As you can see, there can be many reasons a menstrual cup could get a smell. As long as you follow proper hygiene rules like:

  • Washing hands thoroughly before handling the cup
  • Regularly emptying your menstrual cup 
  • Rinsing with cold water first
  • Washing 
  • Sterilizing

Your cup and period should be relatively stink-free, and a menstrual cup will help limit smell better than other period products. 


FAQs

Do menstrual cups smell?

No. In theory they shouldn't. Because they're made from medical-grade silicone the actual cups are designed to be odorless. This type of silicone is medically bio-compatible, meaning it doesn’t interact with its surrounds like a pad or tampon might. And since a menstrual cup collects your flow inside your vaginal canal, no one will be able to smell it.

What to do if my menstrual cup smells sour?

A tangy or sour smell in the vagina is normal. The vaginal flora is full of healthy “good” bacteria, a common one being lactobacilli. These are a species of probiotics that encourage gut and urinary health. Some of the fermented foods you eat like yogurt contain this same type of bacteria which is why some people find the smells similar.

Your menstrual cup may produce a sour smell because it’s interacting with this healthy bacteria in the vagina. But it’s also possible that it’s dirty and needs a proper cleaning. What should you do? Give it a rinse, sterilize it, or try one of the alternative cleaning methods mentioned above.

What if my menstrual cup smells fishy?

If your menstrual cup smells fishy it could be a sign of infection. A fishy odor could be a symptom of a variety of things including:

  • Vaginitis
  • Bacterial vaginosis
  • Trichomoniasis
  • Urinary tract infection (UTI)

If you're experiencing vaginal discharge outside of your menstrual bleeding, itching, burning, or any other irritation, contact your doctor.

Why does my menstrual cup smell like metal?

If you notice that your menstrual cup smells a bit like a copper penny, there's no need for alarm. Menstrual blood contains iron which can lead to the metallic smell. Because the cup has been inside you catching this blood, it's normal. Wash your cup (or sterilize it if the smell is too much) and it should smell fine.

What if my menstrual cup smells (mildly) rotten?

You may also experience a mild rotten smell (although this experience is rare!). This could be a result of blood and tissues exiting the vagina combining with bacteria on the outside of our bodies. Just like leaving a tampon in for too long or not changing your pad, it could be a similar issue. Wash your cup and sterilize.
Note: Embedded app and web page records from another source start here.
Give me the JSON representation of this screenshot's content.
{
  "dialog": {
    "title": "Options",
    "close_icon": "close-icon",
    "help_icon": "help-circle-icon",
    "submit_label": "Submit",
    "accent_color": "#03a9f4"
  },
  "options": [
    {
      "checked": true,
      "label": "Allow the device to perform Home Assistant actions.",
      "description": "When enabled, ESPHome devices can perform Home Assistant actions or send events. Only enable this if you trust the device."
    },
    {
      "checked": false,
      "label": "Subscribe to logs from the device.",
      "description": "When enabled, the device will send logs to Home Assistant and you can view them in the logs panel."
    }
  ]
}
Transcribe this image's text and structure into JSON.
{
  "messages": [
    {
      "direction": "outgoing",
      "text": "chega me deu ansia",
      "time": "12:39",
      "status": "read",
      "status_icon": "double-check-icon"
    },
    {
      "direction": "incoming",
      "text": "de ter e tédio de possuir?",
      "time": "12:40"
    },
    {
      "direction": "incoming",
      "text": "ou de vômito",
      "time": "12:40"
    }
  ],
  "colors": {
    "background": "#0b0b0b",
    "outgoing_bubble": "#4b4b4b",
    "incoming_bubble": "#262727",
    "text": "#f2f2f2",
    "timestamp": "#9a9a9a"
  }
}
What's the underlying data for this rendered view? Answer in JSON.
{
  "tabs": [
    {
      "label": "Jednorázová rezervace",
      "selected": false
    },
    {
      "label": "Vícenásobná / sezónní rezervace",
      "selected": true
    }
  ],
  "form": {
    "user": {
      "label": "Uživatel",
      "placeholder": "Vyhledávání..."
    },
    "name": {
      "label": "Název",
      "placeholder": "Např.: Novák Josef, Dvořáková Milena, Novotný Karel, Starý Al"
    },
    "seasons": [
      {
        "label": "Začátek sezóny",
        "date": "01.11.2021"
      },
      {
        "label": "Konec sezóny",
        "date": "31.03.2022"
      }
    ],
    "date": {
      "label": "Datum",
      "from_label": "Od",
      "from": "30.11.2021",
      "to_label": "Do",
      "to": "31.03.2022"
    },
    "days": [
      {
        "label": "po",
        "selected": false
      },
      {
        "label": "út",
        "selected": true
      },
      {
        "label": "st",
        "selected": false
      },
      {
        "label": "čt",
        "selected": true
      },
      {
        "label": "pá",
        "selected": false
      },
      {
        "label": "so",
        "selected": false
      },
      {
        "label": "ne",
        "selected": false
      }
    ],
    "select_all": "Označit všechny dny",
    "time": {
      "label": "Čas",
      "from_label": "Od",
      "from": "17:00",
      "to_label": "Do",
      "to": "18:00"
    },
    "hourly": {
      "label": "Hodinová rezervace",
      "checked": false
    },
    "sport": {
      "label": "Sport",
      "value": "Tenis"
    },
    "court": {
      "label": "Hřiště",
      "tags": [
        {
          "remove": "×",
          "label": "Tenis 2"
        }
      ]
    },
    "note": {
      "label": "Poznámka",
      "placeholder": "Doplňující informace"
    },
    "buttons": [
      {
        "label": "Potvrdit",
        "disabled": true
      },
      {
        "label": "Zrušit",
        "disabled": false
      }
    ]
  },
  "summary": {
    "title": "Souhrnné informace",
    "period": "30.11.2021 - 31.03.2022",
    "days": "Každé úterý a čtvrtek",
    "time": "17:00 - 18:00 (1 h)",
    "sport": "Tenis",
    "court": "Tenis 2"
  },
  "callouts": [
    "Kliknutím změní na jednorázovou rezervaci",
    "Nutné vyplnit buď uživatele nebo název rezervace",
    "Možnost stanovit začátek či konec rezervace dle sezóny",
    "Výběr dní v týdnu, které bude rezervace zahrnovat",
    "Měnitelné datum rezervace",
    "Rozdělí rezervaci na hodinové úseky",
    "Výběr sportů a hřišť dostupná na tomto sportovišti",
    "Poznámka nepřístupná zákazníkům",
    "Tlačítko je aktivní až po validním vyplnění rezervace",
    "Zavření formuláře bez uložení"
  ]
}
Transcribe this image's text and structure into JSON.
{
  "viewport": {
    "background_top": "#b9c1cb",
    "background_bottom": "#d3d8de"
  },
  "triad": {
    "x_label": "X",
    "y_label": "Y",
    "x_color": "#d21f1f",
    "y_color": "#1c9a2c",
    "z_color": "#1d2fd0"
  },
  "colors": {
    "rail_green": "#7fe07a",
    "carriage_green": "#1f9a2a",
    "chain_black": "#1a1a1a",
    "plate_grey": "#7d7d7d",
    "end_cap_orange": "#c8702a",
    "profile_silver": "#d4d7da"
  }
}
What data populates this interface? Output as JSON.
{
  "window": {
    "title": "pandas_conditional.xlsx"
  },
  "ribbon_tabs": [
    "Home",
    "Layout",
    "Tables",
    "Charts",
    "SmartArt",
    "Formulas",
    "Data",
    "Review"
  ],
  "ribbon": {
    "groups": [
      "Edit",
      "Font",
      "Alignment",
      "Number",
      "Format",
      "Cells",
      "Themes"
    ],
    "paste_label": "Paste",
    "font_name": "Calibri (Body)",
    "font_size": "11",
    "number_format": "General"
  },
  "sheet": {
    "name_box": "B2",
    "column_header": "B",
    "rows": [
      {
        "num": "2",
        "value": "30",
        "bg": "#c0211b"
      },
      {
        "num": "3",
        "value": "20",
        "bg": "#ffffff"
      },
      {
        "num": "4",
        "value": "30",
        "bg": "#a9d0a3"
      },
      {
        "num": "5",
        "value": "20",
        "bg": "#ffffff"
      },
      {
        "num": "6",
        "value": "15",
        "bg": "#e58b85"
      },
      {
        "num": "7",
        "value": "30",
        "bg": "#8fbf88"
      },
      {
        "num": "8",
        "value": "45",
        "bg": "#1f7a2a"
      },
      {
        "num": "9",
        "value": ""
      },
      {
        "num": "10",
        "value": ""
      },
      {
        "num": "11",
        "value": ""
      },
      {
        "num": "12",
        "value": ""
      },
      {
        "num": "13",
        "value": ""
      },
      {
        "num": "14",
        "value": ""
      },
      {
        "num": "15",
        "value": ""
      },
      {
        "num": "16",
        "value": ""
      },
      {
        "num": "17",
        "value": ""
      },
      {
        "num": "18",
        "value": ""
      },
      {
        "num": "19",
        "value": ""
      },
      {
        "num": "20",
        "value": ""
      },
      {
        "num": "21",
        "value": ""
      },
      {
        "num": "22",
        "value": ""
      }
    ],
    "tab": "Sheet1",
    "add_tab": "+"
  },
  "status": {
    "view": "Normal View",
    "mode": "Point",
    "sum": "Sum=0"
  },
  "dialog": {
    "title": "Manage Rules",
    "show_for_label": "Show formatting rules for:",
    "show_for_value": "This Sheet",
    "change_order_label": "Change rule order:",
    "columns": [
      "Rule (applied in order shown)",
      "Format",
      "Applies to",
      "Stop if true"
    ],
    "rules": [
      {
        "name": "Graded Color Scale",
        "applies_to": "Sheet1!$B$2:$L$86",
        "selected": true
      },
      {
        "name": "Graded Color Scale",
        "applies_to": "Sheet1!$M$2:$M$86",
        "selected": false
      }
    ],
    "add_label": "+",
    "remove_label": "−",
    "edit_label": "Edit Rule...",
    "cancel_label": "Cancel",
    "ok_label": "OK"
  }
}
​​What if there was a way to help the planet while feeling happier and freer during your period? There is a way with Ruby Cup! For every cup sold, we donate another one to a person without access to safe period products. Grab your Ruby Cup here.